OneStop Generalist Humberto Torres ’12 did just that. He was waiting for the elevator in the Primera Casa when he found art. An MFA photography student, Torres saw the floor as a canvas splashed with shadows and light-bending shapes. So he took pictures.

More than 600 photos and one year later, Torres unveiled “Floored” at the Graham Center Student Art Gallery¬†earlier this month. The exhibit showcases 35 photos capturing the intriguing interplay of sunlight, palm trees, reflective windows, white-tiled floor and diamond-shaped marble inlays.

“The floor is something people don’t usually look at,” Torres says. “People step on it every day, but it’s beautiful and constantly changing with the help of light and the viewer’s imagination.”

The enduring message of his exhibit: “to appreciate the moment. These things are fleeting. Some of them will go away the second after the picture is taken.”

The photographs capture spots of sunshine chasing each other across yellow walls, window frames reflecting crosses on the tiled floor and edges of mirrors harking back to a world outside the photo Рcapturing movement not seen in the frame.

At the edge of one photo, an FIU folder is strewn across the floor with tell-tale words etched on its cover: “Imagine the Possibilities.”

Torres says the Panther motto resonates with his exhibit. “I’m seeing the possibilities, trying to find all the possibilities of the floor, to read it somehow.”

In case you’re wondering, Torres did not place the folder in the photo; it was already scattered over the floor when Torres captured the moment.

“It’s pretty cool,” says biology major Vanessa Blanco of the exhibit. “Some of these shadows look like different things, different shapes.”

Walking through the exhibit, she recalled concepts about the creative process she learned from Art + Art History professor Gretchen Scharnagl in an honors class she took recently.

“There are different ways to look at [each photo], and it can be completely different from the artist,” Blanco says. That’s why she’s fascinated by it.

“In one way, it’s like finding the beauty in the floor,” Torres explains. “When things are looking down, they start looking up. You’re looking at the floor, but all of the sudden, you’re looking at the sun and the trees.”

Case in point: the photo dubbed the fan favorite by Torres features the reflection of a palm tree and clouds crystallized at the center of a diamond-shaped tile.

“It’s not something you see every day,”says business management major Ian Butterfield, who works in the Graham Center Welcome Center. “It’s surprising. I didn’t think you could find art in the floor. It’s cool to find art where other people don’t look.”

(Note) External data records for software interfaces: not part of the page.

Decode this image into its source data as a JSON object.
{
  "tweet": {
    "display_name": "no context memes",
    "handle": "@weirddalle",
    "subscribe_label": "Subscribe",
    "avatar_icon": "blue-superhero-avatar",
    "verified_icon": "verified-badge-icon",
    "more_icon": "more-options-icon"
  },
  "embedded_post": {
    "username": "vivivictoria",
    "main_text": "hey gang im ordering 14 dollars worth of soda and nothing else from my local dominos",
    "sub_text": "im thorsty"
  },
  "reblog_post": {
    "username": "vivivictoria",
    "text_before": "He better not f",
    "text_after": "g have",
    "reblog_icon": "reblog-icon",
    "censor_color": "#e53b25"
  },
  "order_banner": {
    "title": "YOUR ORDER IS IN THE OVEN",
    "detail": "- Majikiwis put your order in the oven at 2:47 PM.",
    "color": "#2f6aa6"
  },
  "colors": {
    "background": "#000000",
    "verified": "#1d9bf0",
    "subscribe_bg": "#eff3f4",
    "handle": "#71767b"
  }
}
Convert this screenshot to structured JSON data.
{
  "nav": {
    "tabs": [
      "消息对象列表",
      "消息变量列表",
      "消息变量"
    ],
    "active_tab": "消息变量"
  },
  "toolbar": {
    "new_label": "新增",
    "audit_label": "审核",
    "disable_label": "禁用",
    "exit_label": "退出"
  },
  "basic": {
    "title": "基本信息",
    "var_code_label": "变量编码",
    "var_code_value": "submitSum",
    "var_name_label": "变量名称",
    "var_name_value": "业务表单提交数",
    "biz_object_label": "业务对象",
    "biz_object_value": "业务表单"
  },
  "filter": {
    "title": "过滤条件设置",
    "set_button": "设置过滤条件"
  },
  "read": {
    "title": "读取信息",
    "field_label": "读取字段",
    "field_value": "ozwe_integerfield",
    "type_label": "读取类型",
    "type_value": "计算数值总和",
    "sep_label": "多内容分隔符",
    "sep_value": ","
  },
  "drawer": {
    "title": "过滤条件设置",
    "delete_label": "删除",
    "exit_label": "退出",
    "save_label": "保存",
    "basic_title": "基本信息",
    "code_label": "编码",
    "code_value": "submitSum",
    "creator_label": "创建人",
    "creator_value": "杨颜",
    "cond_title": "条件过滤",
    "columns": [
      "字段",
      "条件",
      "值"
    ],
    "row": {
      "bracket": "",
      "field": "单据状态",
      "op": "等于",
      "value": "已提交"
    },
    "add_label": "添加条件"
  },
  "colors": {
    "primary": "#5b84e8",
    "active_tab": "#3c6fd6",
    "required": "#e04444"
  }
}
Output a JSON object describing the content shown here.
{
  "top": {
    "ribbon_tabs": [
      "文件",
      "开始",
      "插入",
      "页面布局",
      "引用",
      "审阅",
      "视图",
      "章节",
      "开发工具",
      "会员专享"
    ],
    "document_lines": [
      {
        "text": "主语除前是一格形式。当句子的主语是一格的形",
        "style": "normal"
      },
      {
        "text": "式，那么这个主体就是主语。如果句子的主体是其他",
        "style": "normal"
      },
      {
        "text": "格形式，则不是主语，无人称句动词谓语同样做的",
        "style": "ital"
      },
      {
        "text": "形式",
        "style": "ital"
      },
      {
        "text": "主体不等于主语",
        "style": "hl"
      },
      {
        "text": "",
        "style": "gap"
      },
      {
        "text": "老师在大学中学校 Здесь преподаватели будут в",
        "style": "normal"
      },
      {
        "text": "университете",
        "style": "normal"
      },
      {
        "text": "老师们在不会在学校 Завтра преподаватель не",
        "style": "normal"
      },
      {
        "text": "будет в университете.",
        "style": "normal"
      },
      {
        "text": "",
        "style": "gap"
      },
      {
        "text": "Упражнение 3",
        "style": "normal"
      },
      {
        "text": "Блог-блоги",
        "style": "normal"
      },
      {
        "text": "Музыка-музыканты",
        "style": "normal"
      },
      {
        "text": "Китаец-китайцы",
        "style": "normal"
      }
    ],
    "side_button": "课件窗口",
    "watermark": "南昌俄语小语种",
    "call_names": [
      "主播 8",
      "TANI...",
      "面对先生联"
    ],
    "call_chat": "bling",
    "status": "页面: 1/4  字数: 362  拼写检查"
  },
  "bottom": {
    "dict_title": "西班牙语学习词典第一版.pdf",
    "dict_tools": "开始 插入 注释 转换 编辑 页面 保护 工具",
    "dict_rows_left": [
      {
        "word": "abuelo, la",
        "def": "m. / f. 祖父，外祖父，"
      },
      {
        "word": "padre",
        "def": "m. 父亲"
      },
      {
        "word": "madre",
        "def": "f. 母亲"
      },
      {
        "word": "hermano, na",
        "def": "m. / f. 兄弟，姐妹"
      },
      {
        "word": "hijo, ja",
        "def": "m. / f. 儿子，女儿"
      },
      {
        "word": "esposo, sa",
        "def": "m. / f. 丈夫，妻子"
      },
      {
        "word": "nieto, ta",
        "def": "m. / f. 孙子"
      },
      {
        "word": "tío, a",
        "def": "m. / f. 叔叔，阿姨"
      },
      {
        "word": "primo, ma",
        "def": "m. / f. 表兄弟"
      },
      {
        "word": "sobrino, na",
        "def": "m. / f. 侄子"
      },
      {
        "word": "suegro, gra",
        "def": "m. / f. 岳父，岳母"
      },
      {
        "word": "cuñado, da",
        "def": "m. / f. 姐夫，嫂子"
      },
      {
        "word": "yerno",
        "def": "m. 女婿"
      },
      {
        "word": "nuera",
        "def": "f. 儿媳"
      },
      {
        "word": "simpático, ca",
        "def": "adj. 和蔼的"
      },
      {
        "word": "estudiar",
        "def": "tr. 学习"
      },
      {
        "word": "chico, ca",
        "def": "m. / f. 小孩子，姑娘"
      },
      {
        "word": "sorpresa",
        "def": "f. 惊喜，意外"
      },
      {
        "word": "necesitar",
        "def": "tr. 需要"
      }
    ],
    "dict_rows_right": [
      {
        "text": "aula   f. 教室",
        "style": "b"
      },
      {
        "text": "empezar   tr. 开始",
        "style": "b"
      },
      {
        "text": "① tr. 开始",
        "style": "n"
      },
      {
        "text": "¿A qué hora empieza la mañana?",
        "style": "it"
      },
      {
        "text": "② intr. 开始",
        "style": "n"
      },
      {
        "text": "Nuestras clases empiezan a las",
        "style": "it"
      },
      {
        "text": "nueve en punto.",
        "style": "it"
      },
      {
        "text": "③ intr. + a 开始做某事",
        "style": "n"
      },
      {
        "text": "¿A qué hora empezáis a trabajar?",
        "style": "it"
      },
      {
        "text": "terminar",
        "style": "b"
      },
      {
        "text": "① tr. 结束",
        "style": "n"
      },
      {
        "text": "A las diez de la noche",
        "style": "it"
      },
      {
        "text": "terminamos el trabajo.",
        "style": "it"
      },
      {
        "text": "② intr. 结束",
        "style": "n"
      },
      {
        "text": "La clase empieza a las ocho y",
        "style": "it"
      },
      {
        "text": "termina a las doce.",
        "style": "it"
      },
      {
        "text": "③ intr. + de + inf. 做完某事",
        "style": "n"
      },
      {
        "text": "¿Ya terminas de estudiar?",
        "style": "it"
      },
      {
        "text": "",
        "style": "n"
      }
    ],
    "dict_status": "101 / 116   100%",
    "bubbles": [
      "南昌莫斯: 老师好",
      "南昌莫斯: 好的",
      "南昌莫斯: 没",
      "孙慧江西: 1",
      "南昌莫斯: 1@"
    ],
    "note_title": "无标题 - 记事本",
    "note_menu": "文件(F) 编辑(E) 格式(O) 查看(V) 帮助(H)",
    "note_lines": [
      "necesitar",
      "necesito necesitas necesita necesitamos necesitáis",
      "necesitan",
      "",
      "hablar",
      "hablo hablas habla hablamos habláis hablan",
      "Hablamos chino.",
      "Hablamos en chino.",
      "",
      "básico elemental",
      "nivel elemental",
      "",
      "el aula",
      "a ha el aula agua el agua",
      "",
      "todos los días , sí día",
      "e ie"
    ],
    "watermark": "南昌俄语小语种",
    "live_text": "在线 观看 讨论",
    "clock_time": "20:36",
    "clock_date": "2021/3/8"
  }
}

Located in the Piano Lounge across from the bookstore, the art gallery hosts artwork done by FIU students, faculty and staff.

“Floored” will be on display until Sunday, July 3.